Today the weather has been dismal, all-day-long. Nothing but rain, rain, and more rain. Oh, and mist, so there’s no Mount Warning visible to take a photo of. So today, I will talk about a novel I have just finished reading – Never Let Me Go.
The first required reading for one of my Semester 1 units, Never Let Me Go by Kazuo Ishiguro, is a novel I had never heard of, nor did I recognise the name of the author. The blurb describes the novel as being about a group of school children and “the fragility of life,” which really doesn’t give away much at all, so I read this book without having any preconceived ideas.
This morning after I’d finished reading the book, I felt quite overwhelmed by the depth of emotion Ishiguro conveyed. Never Let Me Go is not a genre of book I am usually drawn to. Even defining the genre is a challenge, but I think I will describe it as speculative dystopian sci-fi, with a twist.
Here is the review I wrote for Goodreads –
“Someone who reviewed Never Let Me Go (on Goodreads) advised prospective readers to avoid reading any information or reviews on the novel, therefore they chose not to say anything about the novel’s content. Their five star rating speaks for itself.
I reiterate this reviewer’s advice. This is a novel best read from a place of relative ignorance. That’s how I read it, and discovered that once past the confusing first couple of pages at the beginning, the story unfolds beautiful as the first-person narrator, Kathy H., reveals her tale. At surface level, the story appears to describe a dystopian world, yet a message of hope can’t help but shine through the overwhelming narrative.
Never Let Me Go is an unforgettable novel containing strong themes of love, trust, hope, commitment and acceptance, a novel that will leave a lasting impression on every reader.”
This week, Never Let Me Go is the topic of discussion for one of my units, and I’m looking forward to hearing what other people who have read the novel have to say about it. And if you haven’t read this book, I highly recommend it.

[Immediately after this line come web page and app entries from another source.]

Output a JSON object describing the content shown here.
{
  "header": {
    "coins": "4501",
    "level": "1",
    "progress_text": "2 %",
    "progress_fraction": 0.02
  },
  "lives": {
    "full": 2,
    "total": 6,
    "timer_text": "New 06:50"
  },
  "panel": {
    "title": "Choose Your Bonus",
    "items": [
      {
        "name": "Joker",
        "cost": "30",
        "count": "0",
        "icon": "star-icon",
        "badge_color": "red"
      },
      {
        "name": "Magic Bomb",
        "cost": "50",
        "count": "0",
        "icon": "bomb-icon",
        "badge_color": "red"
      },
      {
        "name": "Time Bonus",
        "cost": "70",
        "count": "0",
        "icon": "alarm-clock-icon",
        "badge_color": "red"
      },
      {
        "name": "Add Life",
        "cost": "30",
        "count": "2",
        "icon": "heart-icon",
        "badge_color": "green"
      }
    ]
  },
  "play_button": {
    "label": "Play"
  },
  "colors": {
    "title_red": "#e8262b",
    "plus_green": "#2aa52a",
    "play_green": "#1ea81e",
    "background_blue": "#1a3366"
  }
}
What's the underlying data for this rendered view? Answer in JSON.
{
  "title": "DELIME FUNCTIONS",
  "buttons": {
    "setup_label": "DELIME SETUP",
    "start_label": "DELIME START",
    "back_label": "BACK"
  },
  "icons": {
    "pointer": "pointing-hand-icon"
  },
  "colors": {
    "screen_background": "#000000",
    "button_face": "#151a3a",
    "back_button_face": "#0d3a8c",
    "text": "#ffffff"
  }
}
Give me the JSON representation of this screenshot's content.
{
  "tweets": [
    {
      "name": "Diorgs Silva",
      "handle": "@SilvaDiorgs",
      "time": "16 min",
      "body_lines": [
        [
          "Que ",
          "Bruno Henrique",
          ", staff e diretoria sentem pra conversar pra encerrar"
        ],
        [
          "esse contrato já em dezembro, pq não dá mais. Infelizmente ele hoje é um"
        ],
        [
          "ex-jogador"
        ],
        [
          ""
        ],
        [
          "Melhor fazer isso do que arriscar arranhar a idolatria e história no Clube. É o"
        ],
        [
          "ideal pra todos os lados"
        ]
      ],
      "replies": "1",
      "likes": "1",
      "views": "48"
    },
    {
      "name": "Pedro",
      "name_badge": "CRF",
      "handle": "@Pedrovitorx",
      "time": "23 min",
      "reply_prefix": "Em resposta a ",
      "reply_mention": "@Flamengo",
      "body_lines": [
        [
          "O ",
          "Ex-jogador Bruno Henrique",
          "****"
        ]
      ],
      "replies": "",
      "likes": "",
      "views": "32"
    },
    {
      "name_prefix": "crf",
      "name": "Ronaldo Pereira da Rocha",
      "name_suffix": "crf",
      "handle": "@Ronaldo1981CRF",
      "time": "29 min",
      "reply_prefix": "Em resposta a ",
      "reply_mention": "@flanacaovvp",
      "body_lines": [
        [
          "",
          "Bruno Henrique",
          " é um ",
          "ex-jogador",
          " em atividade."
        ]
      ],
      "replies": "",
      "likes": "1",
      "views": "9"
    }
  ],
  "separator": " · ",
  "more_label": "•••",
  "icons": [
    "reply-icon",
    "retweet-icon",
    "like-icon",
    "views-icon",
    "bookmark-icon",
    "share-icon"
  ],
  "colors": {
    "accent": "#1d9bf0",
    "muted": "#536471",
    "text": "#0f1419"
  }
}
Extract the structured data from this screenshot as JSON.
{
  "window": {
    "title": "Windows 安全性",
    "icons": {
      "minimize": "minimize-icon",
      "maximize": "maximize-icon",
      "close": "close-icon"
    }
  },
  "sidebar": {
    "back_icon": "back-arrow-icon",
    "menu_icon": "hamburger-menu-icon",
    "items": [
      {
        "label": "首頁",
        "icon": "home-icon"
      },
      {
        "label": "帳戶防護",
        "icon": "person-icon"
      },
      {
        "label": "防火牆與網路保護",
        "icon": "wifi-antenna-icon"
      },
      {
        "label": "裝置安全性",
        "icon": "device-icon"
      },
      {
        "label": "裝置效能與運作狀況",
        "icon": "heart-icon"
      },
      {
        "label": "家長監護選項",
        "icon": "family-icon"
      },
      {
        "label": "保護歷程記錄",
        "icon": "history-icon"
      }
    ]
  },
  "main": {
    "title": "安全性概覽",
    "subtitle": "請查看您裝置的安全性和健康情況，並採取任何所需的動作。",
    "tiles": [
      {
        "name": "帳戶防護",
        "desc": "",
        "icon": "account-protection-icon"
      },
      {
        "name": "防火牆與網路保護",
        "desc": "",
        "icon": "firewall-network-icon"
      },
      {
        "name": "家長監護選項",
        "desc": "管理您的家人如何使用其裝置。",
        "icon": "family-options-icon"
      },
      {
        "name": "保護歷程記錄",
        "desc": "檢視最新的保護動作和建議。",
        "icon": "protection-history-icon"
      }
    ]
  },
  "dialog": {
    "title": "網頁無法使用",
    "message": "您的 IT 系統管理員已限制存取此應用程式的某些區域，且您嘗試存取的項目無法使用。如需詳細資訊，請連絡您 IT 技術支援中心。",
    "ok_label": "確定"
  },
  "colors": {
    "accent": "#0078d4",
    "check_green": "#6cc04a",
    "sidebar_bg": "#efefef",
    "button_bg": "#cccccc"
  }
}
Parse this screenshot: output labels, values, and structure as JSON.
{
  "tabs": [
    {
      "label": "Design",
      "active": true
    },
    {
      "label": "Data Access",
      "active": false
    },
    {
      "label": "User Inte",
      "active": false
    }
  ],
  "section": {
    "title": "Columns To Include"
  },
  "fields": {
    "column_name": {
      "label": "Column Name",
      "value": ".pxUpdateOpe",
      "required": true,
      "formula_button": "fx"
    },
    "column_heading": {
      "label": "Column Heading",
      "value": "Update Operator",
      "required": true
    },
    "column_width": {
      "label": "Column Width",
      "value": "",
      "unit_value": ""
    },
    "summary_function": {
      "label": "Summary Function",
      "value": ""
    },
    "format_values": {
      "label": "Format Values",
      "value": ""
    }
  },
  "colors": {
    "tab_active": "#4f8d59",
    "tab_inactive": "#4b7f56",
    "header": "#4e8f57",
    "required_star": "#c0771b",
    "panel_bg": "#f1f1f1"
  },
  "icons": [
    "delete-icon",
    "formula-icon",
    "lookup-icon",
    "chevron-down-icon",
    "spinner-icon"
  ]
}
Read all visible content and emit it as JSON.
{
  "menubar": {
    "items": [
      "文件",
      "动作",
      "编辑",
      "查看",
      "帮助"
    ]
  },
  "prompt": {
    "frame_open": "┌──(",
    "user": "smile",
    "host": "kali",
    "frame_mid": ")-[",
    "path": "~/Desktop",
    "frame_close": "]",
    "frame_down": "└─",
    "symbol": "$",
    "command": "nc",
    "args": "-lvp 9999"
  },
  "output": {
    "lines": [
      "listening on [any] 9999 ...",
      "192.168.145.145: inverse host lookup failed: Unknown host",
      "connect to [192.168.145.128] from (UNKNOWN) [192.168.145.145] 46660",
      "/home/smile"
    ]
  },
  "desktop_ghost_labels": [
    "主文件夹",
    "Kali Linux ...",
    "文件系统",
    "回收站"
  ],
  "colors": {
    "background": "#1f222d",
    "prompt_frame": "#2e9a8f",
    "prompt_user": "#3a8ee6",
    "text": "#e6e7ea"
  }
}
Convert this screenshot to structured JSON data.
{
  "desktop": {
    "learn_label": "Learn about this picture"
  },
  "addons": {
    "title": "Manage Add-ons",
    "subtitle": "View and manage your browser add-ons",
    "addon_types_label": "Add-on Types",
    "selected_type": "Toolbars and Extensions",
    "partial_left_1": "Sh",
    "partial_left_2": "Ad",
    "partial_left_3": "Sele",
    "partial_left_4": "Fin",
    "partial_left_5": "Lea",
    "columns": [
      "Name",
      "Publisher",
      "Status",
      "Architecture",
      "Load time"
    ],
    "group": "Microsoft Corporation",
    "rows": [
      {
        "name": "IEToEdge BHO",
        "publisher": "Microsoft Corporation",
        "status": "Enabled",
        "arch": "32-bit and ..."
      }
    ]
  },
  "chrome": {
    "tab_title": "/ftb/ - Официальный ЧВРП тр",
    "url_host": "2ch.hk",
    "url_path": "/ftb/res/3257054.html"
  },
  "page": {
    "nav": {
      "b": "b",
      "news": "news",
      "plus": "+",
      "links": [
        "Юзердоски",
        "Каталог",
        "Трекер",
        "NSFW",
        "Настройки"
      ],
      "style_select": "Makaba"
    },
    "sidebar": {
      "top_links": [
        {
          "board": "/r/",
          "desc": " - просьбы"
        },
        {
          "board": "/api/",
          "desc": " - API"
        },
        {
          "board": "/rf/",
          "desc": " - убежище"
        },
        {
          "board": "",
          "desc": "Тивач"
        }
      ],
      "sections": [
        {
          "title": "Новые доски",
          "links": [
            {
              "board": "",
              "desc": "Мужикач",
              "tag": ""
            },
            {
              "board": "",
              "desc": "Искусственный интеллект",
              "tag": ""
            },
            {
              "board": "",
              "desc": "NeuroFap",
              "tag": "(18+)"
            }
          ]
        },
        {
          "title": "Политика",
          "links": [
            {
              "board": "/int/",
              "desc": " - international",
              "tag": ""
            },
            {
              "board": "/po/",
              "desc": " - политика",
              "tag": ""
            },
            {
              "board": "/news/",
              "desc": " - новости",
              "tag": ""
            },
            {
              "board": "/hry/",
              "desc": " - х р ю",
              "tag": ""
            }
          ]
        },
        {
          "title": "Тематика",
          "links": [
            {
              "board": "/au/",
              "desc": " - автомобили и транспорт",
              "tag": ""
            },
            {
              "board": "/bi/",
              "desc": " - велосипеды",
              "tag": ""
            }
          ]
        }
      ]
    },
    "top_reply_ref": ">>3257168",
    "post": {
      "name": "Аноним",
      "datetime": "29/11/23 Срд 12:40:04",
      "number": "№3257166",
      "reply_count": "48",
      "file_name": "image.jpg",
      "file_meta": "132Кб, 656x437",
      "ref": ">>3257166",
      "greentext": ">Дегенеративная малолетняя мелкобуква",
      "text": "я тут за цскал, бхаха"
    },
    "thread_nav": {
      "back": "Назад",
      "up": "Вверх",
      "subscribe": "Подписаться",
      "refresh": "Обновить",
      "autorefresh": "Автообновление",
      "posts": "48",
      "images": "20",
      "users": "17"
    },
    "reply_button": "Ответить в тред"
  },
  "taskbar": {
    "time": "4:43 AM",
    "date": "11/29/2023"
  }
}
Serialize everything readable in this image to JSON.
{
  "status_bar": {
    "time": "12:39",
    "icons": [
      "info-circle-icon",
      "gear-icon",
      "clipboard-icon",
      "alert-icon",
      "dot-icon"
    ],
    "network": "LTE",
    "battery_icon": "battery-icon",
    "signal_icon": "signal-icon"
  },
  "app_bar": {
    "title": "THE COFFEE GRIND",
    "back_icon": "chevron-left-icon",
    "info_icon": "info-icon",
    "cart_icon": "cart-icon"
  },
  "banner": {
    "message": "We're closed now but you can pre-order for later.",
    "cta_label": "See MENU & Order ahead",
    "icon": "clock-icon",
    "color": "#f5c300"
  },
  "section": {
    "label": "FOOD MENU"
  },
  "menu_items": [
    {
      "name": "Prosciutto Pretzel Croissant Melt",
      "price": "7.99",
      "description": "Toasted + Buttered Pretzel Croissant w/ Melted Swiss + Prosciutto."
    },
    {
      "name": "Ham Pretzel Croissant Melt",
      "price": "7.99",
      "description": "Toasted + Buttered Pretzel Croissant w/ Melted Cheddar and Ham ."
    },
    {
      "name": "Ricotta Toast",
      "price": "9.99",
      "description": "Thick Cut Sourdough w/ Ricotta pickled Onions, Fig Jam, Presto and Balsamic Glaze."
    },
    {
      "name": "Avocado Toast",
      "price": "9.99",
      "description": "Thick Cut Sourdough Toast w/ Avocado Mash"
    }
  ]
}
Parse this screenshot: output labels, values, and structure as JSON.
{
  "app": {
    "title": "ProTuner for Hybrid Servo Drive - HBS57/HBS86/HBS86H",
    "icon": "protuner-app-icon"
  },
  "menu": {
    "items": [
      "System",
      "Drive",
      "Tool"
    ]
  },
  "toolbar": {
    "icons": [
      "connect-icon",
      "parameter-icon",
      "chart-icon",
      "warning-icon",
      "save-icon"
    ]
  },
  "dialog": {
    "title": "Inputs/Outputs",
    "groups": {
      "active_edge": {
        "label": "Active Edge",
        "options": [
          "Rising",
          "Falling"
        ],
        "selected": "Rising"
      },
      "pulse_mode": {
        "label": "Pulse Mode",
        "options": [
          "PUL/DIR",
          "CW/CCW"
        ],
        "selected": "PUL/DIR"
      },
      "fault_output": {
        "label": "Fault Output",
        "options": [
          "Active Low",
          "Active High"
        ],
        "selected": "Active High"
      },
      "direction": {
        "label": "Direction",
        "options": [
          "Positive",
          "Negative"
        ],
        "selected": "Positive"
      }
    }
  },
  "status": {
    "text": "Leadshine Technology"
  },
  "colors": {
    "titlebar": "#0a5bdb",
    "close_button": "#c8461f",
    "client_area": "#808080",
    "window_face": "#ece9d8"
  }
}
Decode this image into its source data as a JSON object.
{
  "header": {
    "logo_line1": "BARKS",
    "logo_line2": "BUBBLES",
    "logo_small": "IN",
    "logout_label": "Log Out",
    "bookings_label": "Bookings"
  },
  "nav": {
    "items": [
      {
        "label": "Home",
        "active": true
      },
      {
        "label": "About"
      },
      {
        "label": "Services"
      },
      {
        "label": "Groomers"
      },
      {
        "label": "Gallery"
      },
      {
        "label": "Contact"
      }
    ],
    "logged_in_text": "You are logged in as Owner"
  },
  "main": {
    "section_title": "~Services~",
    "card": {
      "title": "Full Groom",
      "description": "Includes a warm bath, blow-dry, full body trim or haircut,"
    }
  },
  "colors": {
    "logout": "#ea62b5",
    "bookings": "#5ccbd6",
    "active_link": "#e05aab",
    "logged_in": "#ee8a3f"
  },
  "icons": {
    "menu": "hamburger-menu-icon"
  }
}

3 thoughts on “Book Review”
I know the twist to this one so sadly can’t read it!
I read this years ago and only vaguely remember it. But I do know I found it very disturbing. I have been drawn to Kazuo Ishiguro a couple of times since but have never ‘enjoyed’ anything he wrote.